Please write each entry out again exactly as shown.

[RECORDED INFORMATION Boundary: Start]

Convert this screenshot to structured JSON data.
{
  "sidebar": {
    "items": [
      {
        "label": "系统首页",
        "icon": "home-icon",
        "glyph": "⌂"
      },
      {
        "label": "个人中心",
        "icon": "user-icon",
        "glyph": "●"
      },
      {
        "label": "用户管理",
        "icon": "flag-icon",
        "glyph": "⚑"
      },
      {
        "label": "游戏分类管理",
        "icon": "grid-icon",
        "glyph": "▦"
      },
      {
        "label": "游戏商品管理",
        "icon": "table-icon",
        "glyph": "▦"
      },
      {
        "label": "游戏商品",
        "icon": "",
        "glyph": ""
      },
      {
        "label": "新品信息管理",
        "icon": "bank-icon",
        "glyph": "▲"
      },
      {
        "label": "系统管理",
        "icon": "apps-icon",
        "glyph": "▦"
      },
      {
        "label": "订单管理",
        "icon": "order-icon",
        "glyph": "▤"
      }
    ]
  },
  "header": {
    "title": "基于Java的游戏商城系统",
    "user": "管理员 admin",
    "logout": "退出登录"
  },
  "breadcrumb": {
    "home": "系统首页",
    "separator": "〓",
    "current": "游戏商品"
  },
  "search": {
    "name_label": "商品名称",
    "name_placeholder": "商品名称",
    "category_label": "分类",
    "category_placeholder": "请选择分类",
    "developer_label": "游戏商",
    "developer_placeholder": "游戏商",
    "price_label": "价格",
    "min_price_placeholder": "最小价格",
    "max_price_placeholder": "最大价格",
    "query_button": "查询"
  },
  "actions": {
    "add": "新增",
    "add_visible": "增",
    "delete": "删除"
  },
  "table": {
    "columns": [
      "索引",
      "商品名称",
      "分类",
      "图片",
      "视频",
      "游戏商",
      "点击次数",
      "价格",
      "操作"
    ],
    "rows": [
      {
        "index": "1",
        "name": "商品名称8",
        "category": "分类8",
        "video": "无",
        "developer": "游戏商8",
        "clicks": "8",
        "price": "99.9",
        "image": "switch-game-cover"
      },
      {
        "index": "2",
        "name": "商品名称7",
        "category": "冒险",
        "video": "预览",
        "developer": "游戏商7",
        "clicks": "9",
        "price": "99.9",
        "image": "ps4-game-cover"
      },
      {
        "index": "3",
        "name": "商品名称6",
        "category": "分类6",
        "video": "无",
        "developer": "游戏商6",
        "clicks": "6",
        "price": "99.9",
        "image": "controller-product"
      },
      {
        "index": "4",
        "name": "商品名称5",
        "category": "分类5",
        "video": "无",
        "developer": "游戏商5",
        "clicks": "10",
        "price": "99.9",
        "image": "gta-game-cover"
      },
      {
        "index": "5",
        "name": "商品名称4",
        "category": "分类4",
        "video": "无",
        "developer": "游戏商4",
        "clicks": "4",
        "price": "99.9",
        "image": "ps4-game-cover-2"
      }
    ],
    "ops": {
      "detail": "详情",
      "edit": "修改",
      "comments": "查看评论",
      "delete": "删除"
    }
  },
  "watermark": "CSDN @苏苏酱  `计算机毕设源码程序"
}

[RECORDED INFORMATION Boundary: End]

* RESPONSE FOR THIS EXERCISE:
Convert this screenshot to structured JSON data.
{
  "sidebar": {
    "items": [
      {
        "label": "系统首页",
        "icon": "home-icon",
        "glyph": "⌂"
      },
      {
        "label": "个人中心",
        "icon": "user-icon",
        "glyph": "●"
      },
      {
        "label": "用户管理",
        "icon": "flag-icon",
        "glyph": "⚑"
      },
      {
        "label": "游戏分类管理",
        "icon": "grid-icon",
        "glyph": "▦"
      },
      {
        "label": "游戏商品管理",
        "icon": "table-icon",
        "glyph": "▦"
      },
      {
        "label": "游戏商品",
        "icon": "",
        "glyph": ""
      },
      {
        "label": "新品信息管理",
        "icon": "bank-icon",
        "glyph": "▲"
      },
      {
        "label": "系统管理",
        "icon": "apps-icon",
        "glyph": "▦"
      },
      {
        "label": "订单管理",
        "icon": "order-icon",
        "glyph": "▤"
      }
    ]
  },
  "header": {
    "title": "基于Java的游戏商城系统",
    "user": "管理员 admin",
    "logout": "退出登录"
  },
  "breadcrumb": {
    "home": "系统首页",
    "separator": "〓",
    "current": "游戏商品"
  },
  "search": {
    "name_label": "商品名称",
    "name_placeholder": "商品名称",
    "category_label": "分类",
    "category_placeholder": "请选择分类",
    "developer_label": "游戏商",
    "developer_placeholder": "游戏商",
    "price_label": "价格",
    "min_price_placeholder": "最小价格",
    "max_price_placeholder": "最大价格",
    "query_button": "查询"
  },
  "actions": {
    "add": "新增",
    "add_visible": "增",
    "delete": "删除"
  },
  "table": {
    "columns": [
      "索引",
      "商品名称",
      "分类",
      "图片",
      "视频",
      "游戏商",
      "点击次数",
      "价格",
      "操作"
    ],
    "rows": [
      {
        "index": "1",
        "name": "商品名称8",
        "category": "分类8",
        "video": "无",
        "developer": "游戏商8",
        "clicks": "8",
        "price": "99.9",
        "image": "switch-game-cover"
      },
      {
        "index": "2",
        "name": "商品名称7",
        "category": "冒险",
        "video": "预览",
        "developer": "游戏商7",
        "clicks": "9",
        "price": "99.9",
        "image": "ps4-game-cover"
      },
      {
        "index": "3",
        "name": "商品名称6",
        "category": "分类6",
        "video": "无",
        "developer": "游戏商6",
        "clicks": "6",
        "price": "99.9",
        "image": "controller-product"
      },
      {
        "index": "4",
        "name": "商品名称5",
        "category": "分类5",
        "video": "无",
        "developer": "游戏商5",
        "clicks": "10",
        "price": "99.9",
        "image": "gta-game-cover"
      },
      {
        "index": "5",
        "name": "商品名称4",
        "category": "分类4",
        "video": "无",
        "developer": "游戏商4",
        "clicks": "4",
        "price": "99.9",
        "image": "ps4-game-cover-2"
      }
    ],
    "ops": {
      "detail": "详情",
      "edit": "修改",
      "comments": "查看评论",
      "delete": "删除"
    }
  },
  "watermark": "CSDN @苏苏酱  `计算机毕设源码程序"
}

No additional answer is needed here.